This paper analyses the networks, experiences and aspirations of Nepalese workers in Southern Portugal's farms and greenhouses. The main research objective is to analyse how recruitment networks, which supported the move of Nepalese to Portugal, were established and have rapidly consolidated. These networks impacted not only the increase of irregular migration flows but also the migration experience and vulnerability in the country of destination, including the passive acceptance of a certain degree of exploitation. By highlighting the perspective of the migrants themselves, we examine the impact on their lives, both of the migration experience and of paying large sums to smugglers, usually obtained through indebtment, to enter Portugal. We relate this impact to a context of immigration where the existence of a large informal labour market facilitates these workers being hired as irregular migrants. The study employed secondary data, in-depth interviews and participant observation. As well as migrants, greenhouse owners and recruiters were also interviewed for the study. The main finding is that the disposition of Nepalese to migrate, in which the pressure of the family plays a key role, tends to be reinforced by the action of the networks of recruiting agents.
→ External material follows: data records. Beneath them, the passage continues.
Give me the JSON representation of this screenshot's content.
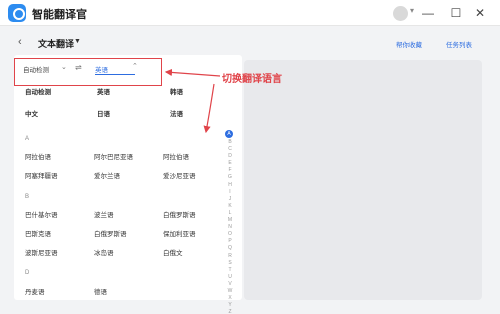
{
  "window": {
    "app_title": "智能翻译官",
    "min_glyph": "—",
    "max_glyph": "☐",
    "close_glyph": "✕"
  },
  "header": {
    "back_glyph": "‹",
    "page_title": "文本翻译",
    "caret_glyph": "▼",
    "help_link": "帮你收藏",
    "tasks_link": "任务列表"
  },
  "lang_bar": {
    "source": "自动检测",
    "target": "英语",
    "source_caret": "⌄",
    "target_caret": "⌃",
    "swap_glyph": "⇌"
  },
  "annotation": "切换翻译语言",
  "common_langs": [
    [
      "自动检测",
      "英语",
      "韩语"
    ],
    [
      "中文",
      "日语",
      "法语"
    ]
  ],
  "groups": [
    {
      "letter": "A",
      "rows": [
        [
          "阿拉伯语",
          "阿尔巴尼亚语",
          "阿拉伯语"
        ],
        [
          "阿塞拜疆语",
          "爱尔兰语",
          "爱沙尼亚语"
        ]
      ]
    },
    {
      "letter": "B",
      "rows": [
        [
          "巴什基尔语",
          "波兰语",
          "白俄罗斯语"
        ],
        [
          "巴斯克语",
          "白俄罗斯语",
          "保加利亚语"
        ],
        [
          "波斯尼亚语",
          "冰岛语",
          "白俄文"
        ]
      ]
    },
    {
      "letter": "D",
      "rows": [
        [
          "丹麦语",
          "德语"
        ]
      ]
    }
  ],
  "alphabet": {
    "top": "A",
    "letters": [
      "B",
      "C",
      "D",
      "E",
      "F",
      "G",
      "H",
      "I",
      "J",
      "K",
      "L",
      "M",
      "N",
      "O",
      "P",
      "Q",
      "R",
      "S",
      "T",
      "U",
      "V",
      "W",
      "X",
      "Y",
      "Z"
    ]
  },
  "colors": {
    "accent": "#2d6de0",
    "annotation": "#e0444a"
  }
}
Secondly, the costs of migration and labour exploitation tend to be accepted by the migrants as a way to fulfil their social aspirations and economic necessities.
- Migration and agriculture
- Undocumented migrants